The other tool is a vise. I use a regular vise bolted to my workbench although alternatives could be a GRS system that has a holding mechanism or some stake sets may come with their own holder.

One problem that can occur  with a regular vise is slippage of the stake in the vise while hammering.

I combat that problem by making a hammock for my stakes. Basically it is a hanger made of brass sheet that overlaps the top of the vise jaws.

Here is how I make mine:

Estimate how much you need to hang over the top of the vise jaw. Place that much of the sheet of brass down into the vise. Bend and mallet down.

Remove sheet from vise and place stake at the bend. Mark the depth of your stake.

Bend that second line, bringing the first fold UP. Now you have a little ledge for your stake to sit on.

Bend again at the end of the stake, bringing the bottom ledge up the other side of the stake.

Next, mark a line at the top of the stake, while it is on the ledge.

You will fold DOWN, away from the stake at this line.

Now you have a little hammock for your stake.
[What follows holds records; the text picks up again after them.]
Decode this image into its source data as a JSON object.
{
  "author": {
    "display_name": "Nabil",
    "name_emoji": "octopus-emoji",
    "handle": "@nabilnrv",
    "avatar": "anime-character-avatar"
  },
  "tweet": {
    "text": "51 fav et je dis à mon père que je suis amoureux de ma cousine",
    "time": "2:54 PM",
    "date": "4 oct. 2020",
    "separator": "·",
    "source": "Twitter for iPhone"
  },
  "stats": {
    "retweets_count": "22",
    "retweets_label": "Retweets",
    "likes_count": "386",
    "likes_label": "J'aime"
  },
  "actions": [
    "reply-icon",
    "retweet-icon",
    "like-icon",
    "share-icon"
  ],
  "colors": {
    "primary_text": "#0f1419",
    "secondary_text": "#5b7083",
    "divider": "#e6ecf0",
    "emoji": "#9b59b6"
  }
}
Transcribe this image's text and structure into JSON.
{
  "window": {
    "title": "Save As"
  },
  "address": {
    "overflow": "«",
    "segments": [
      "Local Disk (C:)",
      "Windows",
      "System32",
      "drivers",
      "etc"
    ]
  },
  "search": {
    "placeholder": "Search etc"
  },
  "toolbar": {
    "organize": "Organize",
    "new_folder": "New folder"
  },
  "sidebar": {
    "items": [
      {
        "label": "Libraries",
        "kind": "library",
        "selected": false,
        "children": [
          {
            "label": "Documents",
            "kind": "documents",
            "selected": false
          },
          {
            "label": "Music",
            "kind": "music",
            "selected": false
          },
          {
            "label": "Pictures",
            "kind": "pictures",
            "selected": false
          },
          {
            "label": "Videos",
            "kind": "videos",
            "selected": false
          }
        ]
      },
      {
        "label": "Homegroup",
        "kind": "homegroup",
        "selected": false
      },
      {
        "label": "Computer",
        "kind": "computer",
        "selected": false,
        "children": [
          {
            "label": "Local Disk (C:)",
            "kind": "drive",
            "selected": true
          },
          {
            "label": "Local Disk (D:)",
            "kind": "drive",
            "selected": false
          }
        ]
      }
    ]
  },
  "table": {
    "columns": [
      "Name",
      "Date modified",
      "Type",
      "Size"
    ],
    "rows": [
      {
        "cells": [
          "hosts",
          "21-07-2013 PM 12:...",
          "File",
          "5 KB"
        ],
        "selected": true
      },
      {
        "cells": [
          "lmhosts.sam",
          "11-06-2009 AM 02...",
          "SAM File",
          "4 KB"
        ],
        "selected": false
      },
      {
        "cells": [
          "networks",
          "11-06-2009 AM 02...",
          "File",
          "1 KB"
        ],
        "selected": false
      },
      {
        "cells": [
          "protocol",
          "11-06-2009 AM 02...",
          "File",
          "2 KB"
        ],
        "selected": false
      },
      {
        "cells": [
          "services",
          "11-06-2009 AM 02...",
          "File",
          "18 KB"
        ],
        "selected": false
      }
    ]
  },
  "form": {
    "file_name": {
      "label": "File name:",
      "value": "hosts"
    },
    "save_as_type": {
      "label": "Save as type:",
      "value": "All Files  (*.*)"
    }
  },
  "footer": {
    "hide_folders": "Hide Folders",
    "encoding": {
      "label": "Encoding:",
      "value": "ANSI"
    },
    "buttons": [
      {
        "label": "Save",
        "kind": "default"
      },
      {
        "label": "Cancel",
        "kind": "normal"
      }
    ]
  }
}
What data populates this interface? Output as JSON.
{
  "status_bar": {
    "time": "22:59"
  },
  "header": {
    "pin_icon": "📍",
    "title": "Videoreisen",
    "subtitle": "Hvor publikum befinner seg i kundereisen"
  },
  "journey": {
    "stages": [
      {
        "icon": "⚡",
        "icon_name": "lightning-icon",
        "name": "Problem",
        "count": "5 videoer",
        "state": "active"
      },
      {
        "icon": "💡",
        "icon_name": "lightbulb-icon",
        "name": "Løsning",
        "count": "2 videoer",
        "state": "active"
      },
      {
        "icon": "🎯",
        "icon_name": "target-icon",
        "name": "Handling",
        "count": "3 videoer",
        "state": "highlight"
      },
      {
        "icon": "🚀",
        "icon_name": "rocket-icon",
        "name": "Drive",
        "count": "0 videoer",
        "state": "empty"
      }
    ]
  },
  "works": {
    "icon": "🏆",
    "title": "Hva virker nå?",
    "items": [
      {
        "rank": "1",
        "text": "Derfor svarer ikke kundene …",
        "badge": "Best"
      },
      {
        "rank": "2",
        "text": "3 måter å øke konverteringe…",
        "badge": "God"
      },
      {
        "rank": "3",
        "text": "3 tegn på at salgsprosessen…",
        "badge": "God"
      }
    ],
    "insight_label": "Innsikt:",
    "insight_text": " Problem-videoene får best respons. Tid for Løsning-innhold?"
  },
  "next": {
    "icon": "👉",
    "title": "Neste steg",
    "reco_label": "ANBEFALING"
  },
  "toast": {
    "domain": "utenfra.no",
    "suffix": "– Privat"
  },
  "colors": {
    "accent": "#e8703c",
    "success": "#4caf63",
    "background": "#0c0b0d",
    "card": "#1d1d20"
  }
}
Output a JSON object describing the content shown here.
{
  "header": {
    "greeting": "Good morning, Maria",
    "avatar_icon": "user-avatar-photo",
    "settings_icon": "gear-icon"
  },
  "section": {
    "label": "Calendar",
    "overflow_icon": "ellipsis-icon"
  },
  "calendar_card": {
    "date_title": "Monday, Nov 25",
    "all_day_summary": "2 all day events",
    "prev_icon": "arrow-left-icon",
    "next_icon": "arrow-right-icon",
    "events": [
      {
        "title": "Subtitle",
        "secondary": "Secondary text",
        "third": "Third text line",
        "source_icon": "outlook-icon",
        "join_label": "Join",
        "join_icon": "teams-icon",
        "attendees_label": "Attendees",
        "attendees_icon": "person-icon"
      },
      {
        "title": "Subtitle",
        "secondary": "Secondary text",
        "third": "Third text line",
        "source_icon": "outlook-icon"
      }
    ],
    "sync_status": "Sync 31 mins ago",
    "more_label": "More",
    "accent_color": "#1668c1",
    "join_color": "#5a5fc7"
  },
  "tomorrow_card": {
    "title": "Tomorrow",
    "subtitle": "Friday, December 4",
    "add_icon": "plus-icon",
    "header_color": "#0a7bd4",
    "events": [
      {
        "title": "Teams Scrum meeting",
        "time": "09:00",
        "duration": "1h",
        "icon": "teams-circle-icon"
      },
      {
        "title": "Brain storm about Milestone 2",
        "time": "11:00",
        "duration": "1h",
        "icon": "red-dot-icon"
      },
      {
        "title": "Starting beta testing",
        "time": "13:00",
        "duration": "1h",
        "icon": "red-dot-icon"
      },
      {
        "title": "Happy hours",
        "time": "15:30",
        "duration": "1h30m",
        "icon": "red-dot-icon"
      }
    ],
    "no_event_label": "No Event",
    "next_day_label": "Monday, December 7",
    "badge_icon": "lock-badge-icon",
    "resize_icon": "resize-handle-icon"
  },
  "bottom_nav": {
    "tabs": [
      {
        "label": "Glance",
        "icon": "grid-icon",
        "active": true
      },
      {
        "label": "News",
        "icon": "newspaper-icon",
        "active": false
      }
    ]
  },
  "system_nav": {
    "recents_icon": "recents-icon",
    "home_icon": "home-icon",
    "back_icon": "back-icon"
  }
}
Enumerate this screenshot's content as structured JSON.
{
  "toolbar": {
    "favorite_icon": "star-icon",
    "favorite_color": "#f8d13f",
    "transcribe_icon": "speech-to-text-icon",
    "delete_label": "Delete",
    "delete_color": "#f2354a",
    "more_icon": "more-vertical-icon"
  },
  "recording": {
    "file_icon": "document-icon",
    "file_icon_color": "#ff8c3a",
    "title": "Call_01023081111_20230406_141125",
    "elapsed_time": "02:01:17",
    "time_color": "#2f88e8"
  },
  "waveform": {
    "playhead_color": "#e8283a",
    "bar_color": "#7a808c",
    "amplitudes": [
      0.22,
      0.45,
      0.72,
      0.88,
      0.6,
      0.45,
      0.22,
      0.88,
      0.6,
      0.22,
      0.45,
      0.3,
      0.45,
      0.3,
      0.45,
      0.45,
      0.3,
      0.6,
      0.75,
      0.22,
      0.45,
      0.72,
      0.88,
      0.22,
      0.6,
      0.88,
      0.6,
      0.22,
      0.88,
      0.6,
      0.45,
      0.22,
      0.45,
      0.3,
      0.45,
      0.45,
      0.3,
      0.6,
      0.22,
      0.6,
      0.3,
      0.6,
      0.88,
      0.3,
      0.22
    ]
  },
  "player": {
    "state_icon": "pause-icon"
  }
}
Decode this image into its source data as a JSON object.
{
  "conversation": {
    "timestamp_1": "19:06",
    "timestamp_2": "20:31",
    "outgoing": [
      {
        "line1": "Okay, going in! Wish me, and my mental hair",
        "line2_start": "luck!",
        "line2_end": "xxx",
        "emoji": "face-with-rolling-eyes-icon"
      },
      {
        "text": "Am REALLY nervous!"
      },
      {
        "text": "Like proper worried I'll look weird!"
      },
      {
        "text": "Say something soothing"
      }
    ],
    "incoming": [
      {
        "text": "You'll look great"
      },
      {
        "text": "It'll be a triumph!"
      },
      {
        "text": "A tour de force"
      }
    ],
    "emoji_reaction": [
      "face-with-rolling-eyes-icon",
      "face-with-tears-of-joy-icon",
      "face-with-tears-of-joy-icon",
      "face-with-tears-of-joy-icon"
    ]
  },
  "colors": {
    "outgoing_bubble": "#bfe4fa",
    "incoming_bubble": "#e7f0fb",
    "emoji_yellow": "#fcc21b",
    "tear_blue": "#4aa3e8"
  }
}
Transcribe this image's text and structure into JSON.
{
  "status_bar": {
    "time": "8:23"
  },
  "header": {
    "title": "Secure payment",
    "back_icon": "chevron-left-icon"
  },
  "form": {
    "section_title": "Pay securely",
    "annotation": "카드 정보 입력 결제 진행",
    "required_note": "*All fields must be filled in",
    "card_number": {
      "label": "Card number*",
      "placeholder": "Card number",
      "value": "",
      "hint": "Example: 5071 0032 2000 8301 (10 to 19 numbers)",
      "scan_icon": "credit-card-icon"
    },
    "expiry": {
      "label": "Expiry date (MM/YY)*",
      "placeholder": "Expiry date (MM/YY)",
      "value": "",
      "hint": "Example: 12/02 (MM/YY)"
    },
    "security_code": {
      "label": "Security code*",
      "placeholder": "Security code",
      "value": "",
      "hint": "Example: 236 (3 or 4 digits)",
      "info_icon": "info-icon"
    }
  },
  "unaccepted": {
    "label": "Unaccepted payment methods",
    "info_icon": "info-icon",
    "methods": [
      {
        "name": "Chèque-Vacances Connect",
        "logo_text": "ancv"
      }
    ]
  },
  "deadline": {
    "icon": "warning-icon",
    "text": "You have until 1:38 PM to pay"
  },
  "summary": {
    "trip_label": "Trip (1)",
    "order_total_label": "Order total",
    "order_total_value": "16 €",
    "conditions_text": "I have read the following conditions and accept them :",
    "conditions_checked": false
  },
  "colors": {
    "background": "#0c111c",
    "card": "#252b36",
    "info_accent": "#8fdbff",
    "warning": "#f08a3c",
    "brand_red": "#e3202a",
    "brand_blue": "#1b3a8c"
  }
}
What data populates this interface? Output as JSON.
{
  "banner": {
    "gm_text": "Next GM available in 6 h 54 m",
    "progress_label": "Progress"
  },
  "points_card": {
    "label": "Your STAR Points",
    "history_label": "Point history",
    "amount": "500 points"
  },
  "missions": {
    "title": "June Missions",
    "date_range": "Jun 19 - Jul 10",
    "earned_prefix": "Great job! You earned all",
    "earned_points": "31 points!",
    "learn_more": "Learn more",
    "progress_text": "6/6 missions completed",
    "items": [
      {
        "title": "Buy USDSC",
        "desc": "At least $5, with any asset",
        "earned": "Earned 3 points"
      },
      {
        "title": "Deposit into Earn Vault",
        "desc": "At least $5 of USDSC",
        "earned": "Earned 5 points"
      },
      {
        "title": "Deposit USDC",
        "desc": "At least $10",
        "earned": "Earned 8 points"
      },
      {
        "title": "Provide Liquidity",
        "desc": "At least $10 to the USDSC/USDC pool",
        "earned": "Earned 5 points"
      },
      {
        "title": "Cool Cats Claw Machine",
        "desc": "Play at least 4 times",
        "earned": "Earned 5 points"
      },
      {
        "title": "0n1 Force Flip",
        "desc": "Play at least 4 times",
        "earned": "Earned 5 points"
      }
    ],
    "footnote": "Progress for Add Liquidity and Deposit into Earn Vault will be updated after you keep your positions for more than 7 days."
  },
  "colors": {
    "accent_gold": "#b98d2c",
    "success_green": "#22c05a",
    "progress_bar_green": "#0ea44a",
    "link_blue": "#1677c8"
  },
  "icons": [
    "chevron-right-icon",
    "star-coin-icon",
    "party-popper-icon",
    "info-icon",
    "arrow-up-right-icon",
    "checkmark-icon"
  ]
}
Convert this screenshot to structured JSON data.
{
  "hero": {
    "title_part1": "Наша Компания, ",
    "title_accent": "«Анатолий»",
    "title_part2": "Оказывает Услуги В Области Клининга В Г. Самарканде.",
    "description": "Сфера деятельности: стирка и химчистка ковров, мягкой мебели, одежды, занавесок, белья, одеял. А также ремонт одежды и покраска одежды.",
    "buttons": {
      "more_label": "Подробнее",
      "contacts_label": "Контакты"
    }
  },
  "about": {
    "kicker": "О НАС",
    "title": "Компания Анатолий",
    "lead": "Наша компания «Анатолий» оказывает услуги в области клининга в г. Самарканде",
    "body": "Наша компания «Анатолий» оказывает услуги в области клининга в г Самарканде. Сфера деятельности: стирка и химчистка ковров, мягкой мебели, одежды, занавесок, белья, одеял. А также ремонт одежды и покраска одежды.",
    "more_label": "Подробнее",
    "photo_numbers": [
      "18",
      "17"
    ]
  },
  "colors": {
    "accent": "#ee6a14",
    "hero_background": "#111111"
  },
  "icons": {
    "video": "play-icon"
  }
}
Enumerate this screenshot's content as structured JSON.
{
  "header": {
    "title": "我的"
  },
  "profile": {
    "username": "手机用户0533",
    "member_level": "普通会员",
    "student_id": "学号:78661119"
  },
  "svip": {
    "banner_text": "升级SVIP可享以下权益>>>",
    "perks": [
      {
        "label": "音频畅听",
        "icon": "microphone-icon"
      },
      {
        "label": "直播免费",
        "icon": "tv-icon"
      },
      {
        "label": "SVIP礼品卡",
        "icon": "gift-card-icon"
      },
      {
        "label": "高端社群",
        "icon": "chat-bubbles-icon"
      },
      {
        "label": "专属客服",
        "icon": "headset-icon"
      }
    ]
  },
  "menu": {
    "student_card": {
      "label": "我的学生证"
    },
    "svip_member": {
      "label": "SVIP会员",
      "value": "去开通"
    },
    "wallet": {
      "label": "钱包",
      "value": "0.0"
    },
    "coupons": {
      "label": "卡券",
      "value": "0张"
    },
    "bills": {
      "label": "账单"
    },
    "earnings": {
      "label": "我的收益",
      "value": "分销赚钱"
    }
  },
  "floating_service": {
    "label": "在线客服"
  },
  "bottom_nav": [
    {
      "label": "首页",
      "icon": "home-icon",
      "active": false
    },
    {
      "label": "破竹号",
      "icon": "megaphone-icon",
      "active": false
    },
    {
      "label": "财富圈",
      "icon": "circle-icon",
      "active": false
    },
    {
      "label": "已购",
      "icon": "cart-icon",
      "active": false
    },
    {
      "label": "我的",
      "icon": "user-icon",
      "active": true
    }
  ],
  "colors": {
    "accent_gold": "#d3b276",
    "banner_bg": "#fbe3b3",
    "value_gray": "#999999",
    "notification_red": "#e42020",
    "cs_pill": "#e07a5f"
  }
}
This will help give the stake something to rest on and keep it from moving down while you hammer!

I normally place this entire packet back into the vise, tighten the vise up, and mallet down the top edges. This confirms all the folds so they stay put.

You can also conform the top of the flaps to the top of your vise jaws.

When you take the ‘hammock’ out of the vise, trim and sand so you don’t inadvertently cut yourself!

Next time we’ll move on to the actual forming process!

Jul 152010

One of the most frequent techniques I receive questions for is raising. People are very curious about raised forms, perhaps because they have such dimension and movement.

Customers are fascinated by the shapes and the lightweight but solid feel of the shapes. Fellow jewelry artists light up for another reason – they want to know “HOW?” !

I explain a little to customers, just enough until I begin to see the deer in the headlights look, but my fellow artists like to know it ALL.

So, I thought I’d run through a series of posts outlining how I do it.  I always like to remember (and remind)  that there is more than one way to do things. When I share, it is what works for me, others may do things a little bit differently, or a LOTTA bit differently. That is A-OK. In fact, I think its great and I enjoy hearing how other people go about things.

Here are some raised forms, pieces, and samples.

The two types of raising I’ll talk about over the next few post are synclastic and anticlastic.

Synclastic raising forms the metal in one direction – think bowl.

Anticlastic raising forms the metal in two opposite directions – think saddle or pringle potato chip.

The next post I’ll show the tools I use, stakes, hammers, etc.  and then we’ll look at the actual forming process.